The Tin God: A Victorian Police Procedural, by Chris Nickson, released 1 July, 2018, published by Severn House, 224 pages. I’ve been a fan of the Tom Harper series from the get-go. This series offers a historical version of the police procedural mystery, detailing law enforcement practices from that late 19th Century. Harper, the central character, has an interesting back story and is dealing with progressive hearing loss that he fears will threaten his career. His wife is a successful business woman running for a post as a Poor Law Guardian. The female candidates for this position have been receiving threatening letters warning them that their place is in the home, not the public sphere. These letters are followed by a fatal bombing at the site of a campaign meeting. The story moves back and forth between the investigation of the threats and murder and the election battle Harper’s wife is fighting.
The Changeling Murders, by C.S. Quinn, released 29 May, 2018, published by Thomas & Mercer, 368 pages.

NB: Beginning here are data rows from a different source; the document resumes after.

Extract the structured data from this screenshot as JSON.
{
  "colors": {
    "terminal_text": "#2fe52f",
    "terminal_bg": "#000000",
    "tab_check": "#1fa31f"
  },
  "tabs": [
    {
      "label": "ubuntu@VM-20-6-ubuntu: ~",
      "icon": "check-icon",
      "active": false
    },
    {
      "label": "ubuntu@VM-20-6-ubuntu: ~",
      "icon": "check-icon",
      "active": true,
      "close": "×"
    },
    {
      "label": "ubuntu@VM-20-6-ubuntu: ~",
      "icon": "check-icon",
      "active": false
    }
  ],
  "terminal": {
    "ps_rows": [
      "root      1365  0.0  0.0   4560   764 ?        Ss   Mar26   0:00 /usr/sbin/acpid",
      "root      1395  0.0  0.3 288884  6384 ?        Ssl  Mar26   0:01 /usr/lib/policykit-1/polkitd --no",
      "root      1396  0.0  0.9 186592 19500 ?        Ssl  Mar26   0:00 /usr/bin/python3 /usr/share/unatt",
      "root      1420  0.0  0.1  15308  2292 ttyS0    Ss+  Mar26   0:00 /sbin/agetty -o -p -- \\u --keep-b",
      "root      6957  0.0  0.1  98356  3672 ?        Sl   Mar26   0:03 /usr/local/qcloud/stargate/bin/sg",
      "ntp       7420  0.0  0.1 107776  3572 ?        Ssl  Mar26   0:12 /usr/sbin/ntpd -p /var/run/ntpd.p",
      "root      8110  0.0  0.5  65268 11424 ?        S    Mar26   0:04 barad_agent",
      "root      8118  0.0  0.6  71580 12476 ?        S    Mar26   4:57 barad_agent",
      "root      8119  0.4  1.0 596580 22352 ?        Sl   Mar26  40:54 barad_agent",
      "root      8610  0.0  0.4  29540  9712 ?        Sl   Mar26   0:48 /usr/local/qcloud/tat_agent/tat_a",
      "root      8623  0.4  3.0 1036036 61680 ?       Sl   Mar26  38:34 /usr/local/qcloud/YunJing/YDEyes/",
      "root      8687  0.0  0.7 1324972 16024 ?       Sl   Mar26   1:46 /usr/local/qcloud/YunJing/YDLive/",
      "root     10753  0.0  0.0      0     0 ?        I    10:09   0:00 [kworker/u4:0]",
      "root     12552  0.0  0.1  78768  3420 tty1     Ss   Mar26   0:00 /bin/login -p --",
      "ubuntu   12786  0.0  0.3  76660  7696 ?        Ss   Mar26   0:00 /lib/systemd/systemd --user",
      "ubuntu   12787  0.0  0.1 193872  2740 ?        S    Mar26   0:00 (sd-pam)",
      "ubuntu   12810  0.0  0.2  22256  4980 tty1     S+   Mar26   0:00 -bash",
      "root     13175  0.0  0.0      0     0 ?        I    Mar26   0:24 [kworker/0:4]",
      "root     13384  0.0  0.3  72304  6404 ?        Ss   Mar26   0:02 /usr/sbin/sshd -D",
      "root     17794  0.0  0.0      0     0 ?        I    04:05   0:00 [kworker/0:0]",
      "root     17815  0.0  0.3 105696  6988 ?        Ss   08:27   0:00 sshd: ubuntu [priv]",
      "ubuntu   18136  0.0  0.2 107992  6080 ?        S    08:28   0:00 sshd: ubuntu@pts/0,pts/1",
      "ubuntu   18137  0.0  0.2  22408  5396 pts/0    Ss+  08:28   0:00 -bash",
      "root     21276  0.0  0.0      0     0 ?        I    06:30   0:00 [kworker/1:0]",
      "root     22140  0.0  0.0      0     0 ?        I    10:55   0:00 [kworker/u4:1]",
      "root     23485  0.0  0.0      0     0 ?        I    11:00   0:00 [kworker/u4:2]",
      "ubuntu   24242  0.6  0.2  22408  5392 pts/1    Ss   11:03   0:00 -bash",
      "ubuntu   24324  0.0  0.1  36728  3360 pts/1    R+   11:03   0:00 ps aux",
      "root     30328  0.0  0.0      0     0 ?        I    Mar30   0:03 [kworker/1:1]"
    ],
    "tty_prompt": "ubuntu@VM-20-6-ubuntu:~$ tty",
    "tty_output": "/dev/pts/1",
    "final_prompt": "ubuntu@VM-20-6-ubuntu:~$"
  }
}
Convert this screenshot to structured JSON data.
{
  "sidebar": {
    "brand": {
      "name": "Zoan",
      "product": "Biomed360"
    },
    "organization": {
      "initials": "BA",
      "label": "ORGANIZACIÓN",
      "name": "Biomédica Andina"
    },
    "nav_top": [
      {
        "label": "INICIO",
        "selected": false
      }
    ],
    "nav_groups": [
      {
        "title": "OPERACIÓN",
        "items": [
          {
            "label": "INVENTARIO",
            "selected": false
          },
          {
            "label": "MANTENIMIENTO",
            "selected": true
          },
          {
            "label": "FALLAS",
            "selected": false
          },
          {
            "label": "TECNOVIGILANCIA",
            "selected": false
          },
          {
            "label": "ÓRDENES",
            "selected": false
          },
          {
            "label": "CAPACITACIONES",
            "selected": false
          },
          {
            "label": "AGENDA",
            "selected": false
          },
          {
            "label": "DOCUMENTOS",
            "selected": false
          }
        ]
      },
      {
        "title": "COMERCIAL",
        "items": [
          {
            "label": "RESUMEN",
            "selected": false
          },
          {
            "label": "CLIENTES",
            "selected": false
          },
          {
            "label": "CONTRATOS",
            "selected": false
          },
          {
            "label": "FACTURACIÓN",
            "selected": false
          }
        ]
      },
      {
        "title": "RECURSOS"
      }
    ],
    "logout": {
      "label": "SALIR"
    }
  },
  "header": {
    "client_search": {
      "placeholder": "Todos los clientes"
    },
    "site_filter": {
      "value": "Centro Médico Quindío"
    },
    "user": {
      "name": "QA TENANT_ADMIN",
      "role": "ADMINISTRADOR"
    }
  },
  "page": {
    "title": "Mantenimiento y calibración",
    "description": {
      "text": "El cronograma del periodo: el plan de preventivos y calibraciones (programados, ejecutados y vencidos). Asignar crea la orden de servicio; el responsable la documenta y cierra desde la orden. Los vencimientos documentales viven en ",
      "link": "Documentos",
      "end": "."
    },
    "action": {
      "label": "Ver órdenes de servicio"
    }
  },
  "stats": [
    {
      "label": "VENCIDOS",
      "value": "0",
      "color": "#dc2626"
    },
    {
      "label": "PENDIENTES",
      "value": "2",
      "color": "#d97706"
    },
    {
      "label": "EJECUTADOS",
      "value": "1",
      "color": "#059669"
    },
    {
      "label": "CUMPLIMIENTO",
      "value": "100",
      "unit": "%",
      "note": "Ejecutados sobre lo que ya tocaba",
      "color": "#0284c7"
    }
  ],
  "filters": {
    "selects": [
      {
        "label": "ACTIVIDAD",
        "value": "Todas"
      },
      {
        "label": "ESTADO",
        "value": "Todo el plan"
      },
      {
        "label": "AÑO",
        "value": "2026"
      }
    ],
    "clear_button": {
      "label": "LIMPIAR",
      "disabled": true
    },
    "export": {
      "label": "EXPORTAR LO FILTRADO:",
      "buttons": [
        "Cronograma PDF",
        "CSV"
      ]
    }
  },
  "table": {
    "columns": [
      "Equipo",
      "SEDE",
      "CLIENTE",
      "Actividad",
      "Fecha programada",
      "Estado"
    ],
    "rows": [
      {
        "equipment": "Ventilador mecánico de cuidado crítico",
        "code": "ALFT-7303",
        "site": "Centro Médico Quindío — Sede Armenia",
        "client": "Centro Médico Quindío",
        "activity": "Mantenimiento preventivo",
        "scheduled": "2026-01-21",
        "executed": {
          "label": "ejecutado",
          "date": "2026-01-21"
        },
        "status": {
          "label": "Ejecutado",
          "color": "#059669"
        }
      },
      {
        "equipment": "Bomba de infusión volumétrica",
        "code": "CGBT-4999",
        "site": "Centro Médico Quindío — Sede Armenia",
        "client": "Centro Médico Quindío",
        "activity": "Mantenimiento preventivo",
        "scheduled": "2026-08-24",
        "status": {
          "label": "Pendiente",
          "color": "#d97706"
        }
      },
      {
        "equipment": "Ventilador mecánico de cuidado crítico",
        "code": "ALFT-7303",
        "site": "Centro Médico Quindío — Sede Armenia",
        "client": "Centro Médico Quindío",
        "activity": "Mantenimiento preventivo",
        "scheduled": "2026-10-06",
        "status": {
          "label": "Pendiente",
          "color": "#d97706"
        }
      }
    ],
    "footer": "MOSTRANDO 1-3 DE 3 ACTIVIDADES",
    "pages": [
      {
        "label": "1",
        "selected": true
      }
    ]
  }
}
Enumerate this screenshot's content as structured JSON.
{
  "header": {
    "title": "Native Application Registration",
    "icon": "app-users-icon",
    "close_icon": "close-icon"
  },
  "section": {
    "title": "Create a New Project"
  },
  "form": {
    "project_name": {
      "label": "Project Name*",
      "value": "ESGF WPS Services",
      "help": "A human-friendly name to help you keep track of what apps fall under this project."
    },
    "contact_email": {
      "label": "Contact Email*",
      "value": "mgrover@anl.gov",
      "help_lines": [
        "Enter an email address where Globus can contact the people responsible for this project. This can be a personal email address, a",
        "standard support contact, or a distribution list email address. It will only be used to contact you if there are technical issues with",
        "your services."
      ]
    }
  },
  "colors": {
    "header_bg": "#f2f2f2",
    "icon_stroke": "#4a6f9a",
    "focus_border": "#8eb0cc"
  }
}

The Changeling Murders is the fourth volume in the Thief Taker series set in London following the restoration and the crowning of Charles II. Because this is one title in a series, new readers will need to catch onto existing plot lines and relationships among characters, but Quinn makes this easy without resorting to heavy-handed backstory. This title opens in the year following the great fire of London. Charlie Tuesday, the central character of the series, investigates the disappearance of an old flame on her wedding day—a disappearance which seems connected to the murder of an actress whose body was found clothed in the garments of a missing woman. The book also follows two story lines that have been developing over the series: Tuesday’s relationship with Lily, his headstrong partner in investigations and Tuesday’s search for his own origins.
The Queen’s Progress: A Tudor Mystery, by M.J. Trow, released 1 July, 2018, published by Severn House, 224 pages. The ninth title in the Kit Marlowe mystery series has the playwright-intelligencer investigating potential threats to Elizabeth I as she begins her summer progress. Deaths pile up in advance of Elizabeth’s arrival at several stops in her progress, and Marlowe has to discover the underlying connections among these acts of violence and ensure the queen’s safety—and accomplishes this through a clever plan of his own.
The Bone Shroud, by Jean Rabe, released 30 March, 2018, published via Amazon, 284 pages. Imagine a DaVinci Code-esque mystery with a female protagonist who is visiting Rome to attend the wedding of her expatriate brother to the man who is his lover. Make the protagonist an archivist at Chicago’s Field Museum and the lover an archaeologist on the cusp of what may be a major discovery. Throw in mayhem ranging from unexplained assault to arson and you have The Bone Shroud. While, this quick-paced read is improbable, that doesn’t make it unenjoyable.
Note: I received free electronic review copies of these titles from the publishers.